Every time I make a deadline, the Deputy pulls me back and states I missed it by a couple of days. I will not give the Deputy any comfort on that.
I thank the Minister for bringing the report to us. It sounds as though at long last there is light at the end of the tunnel and I thank the Minister for his efforts in that regard. It has been a horrendous time for those involved. At the end of the day, it is a consumer protection issue and those who were responsible for solving this initially did not do so.
The research conducted has been extensive and it has given rise to all sorts of reasons that this occurred. What will the Minister do with that information to protect the consumer in the future? For example, deficiencies have been found in third level education, where particular geological information was not being given to students on particular courses. Will there be some sort of cross-sectoral linkage between the third level sector and, for example, the National Consumer Agency to ascertain where they could fill the gaps to ensure something like this never happens again?
My other question relates to the Buildings Regulation Advisory Board. When the board was before the committee recently, we were most concerned to discover that HomeBond held a position on it. Has the Minister considered the withdrawal of that position from HomeBond, as this committee recommended, because of HomeBond's disgraceful actions in this but also the fact the company would not come before the committee to account for itself?
That was the question I was going to ask. A number of weeks ago the committee wrote to the Minister about a recommendation it made based on extensive discussion, that is, the reappointment of a person from HomeBond on the Buildings Regulation Advisory Board. It was the view of the committee, given the manner in which HomeBond approached the issue, specifically its absolute refusal to come before the committee, as a result of which members were quite correctly incensed, that we recommend HomeBond not be considered for reappointment to the board. HomeBond has almost added insult to injury. The Minister might consider that in the context of his reply to Deputy Corcoran Kennedy.
The Building Regulations Advisory Board was no more and no less than an advisory board, but the Government, on my recommendation, abolished it in recent days. The information matters that have arisen from this, from Priory Hall and other issues will form part of the solution in terms of future building regulations which I will bring to Government shortly. It is not acceptable that those who took money from consumers on the basis of a structural guarantee did not discharge their responsibilities, which is what HomeBond and Premier did. They were set up by the Construction Industry Federation to provide certainty to consumers about structural matters and they let everybody down in that regard. Professionals let people down. Unfortunately, those who were affected were the consumers. I am very much in the space of helping consumers to overcome the difficulties which were created through no fault of their own. I am pleased by the constructive approach of most members of the committee who are trying to find a resolution to this.

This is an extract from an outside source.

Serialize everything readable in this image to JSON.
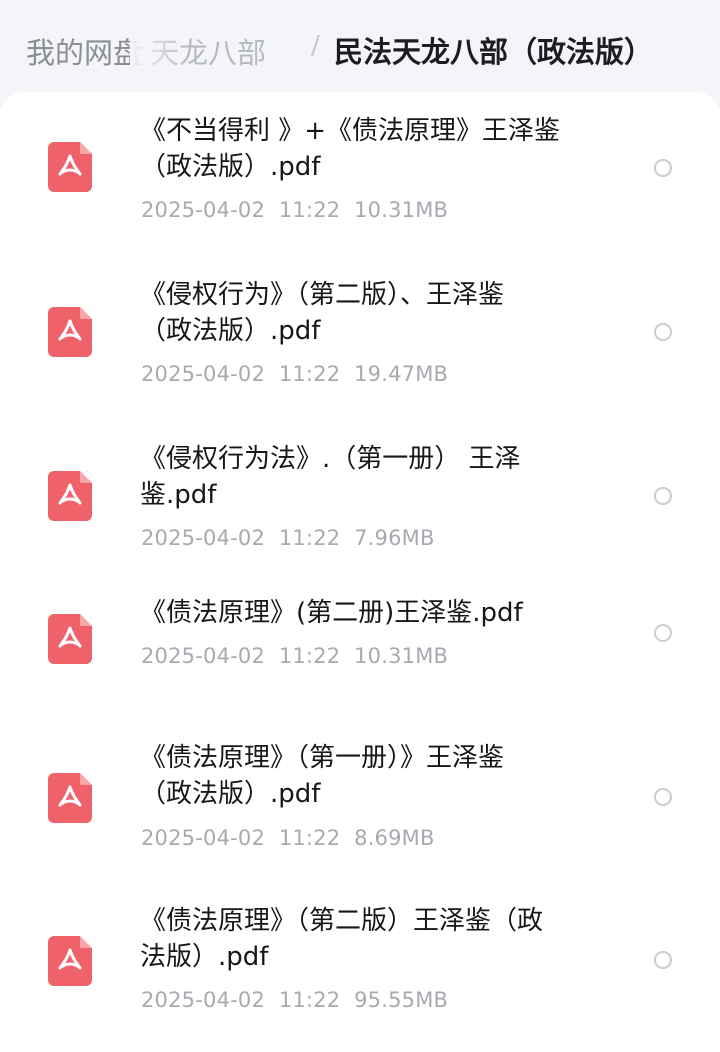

I have here a piece of pyrite-affected stone. When one sees its colour, one would ask oneself how it ever left a quarry. Given the misery inflicted, it is beyond belief how quality control analysts ever allowed it to travel beyond the quarries.
I acknowledge the work the Minister, Deputy Hogan, has done in setting up that panel, producing this report and making progress. For some, the progress should have been made yesterday. Given the nature of it and the task ahead, his is quite an achievement. It deserves no less of us to recognise that. I thank the Minister and his two officials for their attendance.

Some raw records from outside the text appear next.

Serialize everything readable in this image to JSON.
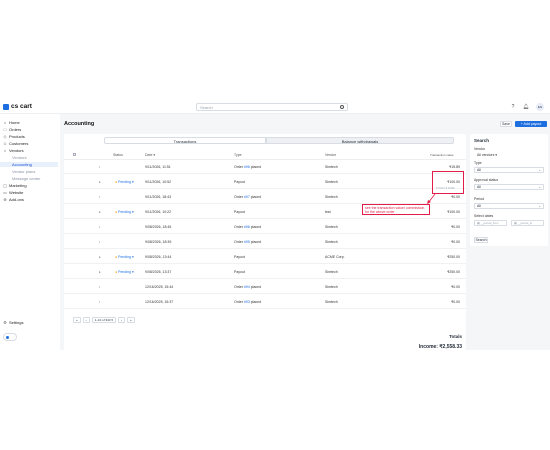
{
  "app": {
    "logo_text": "cs cart",
    "brand_color": "#1d6fe0"
  },
  "topbar": {
    "search_placeholder": "Search",
    "avatar": "EN",
    "help_icon": "question-icon",
    "bell_icon": "bell-icon"
  },
  "sidebar": {
    "items": [
      {
        "label": "Home",
        "icon": "home-icon"
      },
      {
        "label": "Orders",
        "icon": "orders-icon"
      },
      {
        "label": "Products",
        "icon": "products-icon"
      },
      {
        "label": "Customers",
        "icon": "customers-icon"
      },
      {
        "label": "Vendors",
        "icon": "vendors-icon"
      },
      {
        "label": "Vendors"
      },
      {
        "label": "Accounting"
      },
      {
        "label": "Vendor plans"
      },
      {
        "label": "Message center"
      },
      {
        "label": "Marketing",
        "icon": "marketing-icon"
      },
      {
        "label": "Website",
        "icon": "website-icon"
      },
      {
        "label": "Add-ons",
        "icon": "addons-icon"
      }
    ],
    "settings": "Settings"
  },
  "page": {
    "title": "Accounting",
    "save": "Save",
    "add_payout": "+ Add payout"
  },
  "tabs": [
    "Transactions",
    "Balance withdrawals"
  ],
  "table": {
    "headers": {
      "status": "Status",
      "date": "Date ▾",
      "type": "Type",
      "vendor": "Vendor",
      "value": "Transaction value"
    },
    "rows": [
      {
        "dot": "•",
        "status": "",
        "date": "9/11/2026, 11:51",
        "type_pre": "Order ",
        "type_link": "#96",
        "type_post": " placed",
        "vendor": "Simtech",
        "amount": "₹15.89"
      },
      {
        "dot": "▸",
        "status": "Pending ▾",
        "date": "9/11/2026, 10:52",
        "type_pre": "Payout",
        "type_link": "",
        "type_post": "",
        "vendor": "Simtech",
        "amount": "₹100.00"
      },
      {
        "dot": "•",
        "status": "",
        "date": "9/11/2026, 18:43",
        "type_pre": "Order ",
        "type_link": "#97",
        "type_post": " placed",
        "vendor": "Simtech",
        "amount": "₹0.00"
      },
      {
        "dot": "▸",
        "status": "Pending ▾",
        "date": "9/11/2026, 10:22",
        "type_pre": "Payout",
        "type_link": "",
        "type_post": "",
        "vendor": "test",
        "amount": "₹100.00"
      },
      {
        "dot": "•",
        "status": "",
        "date": "9/08/2026, 18:45",
        "type_pre": "Order ",
        "type_link": "#96",
        "type_post": " placed",
        "vendor": "Simtech",
        "amount": "₹0.00"
      },
      {
        "dot": "•",
        "status": "",
        "date": "9/08/2026, 18:39",
        "type_pre": "Order ",
        "type_link": "#95",
        "type_post": " placed",
        "vendor": "Simtech",
        "amount": "₹0.00"
      },
      {
        "dot": "▸",
        "status": "Pending ▾",
        "date": "9/08/2026, 13:44",
        "type_pre": "Payout",
        "type_link": "",
        "type_post": "",
        "vendor": "ACME Corp.",
        "amount": "₹250.00"
      },
      {
        "dot": "▸",
        "status": "Pending ▾",
        "date": "9/08/2026, 13:37",
        "type_pre": "Payout",
        "type_link": "",
        "type_post": "",
        "vendor": "Simtech",
        "amount": "₹250.00"
      },
      {
        "dot": "•",
        "status": "",
        "date": "12/16/2025, 15:44",
        "type_pre": "Order ",
        "type_link": "#94",
        "type_post": " placed",
        "vendor": "Simtech",
        "amount": "₹0.00"
      },
      {
        "dot": "•",
        "status": "",
        "date": "12/16/2025, 15:37",
        "type_pre": "Order ",
        "type_link": "#93",
        "type_post": " placed",
        "vendor": "Simtech",
        "amount": "₹0.00"
      }
    ],
    "highlight_sub": "₹ 0.00 / ₹ 15.89",
    "annotation": "see the transaction value/ commission for the above order"
  },
  "pager": [
    "«",
    "‹",
    "1–10 of 343 ▾",
    "›",
    "»"
  ],
  "totals": {
    "title": "Totals",
    "income": "Income: ₹2,558.33"
  },
  "search_panel": {
    "title": "Search",
    "vendor_label": "Vendor",
    "vendor_value": "All vendors ▾",
    "type_label": "Type",
    "type_value": "All",
    "approval_label": "Approval status",
    "approval_value": "All",
    "period_label": "Period",
    "period_value": "All",
    "dates_label": "Select dates",
    "date_from": "__period_from",
    "date_to": "__period_to",
    "button": "Search"
  }
}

I propose we suspend the sitting for five minutes to allow for the next instalment of the Estimates review.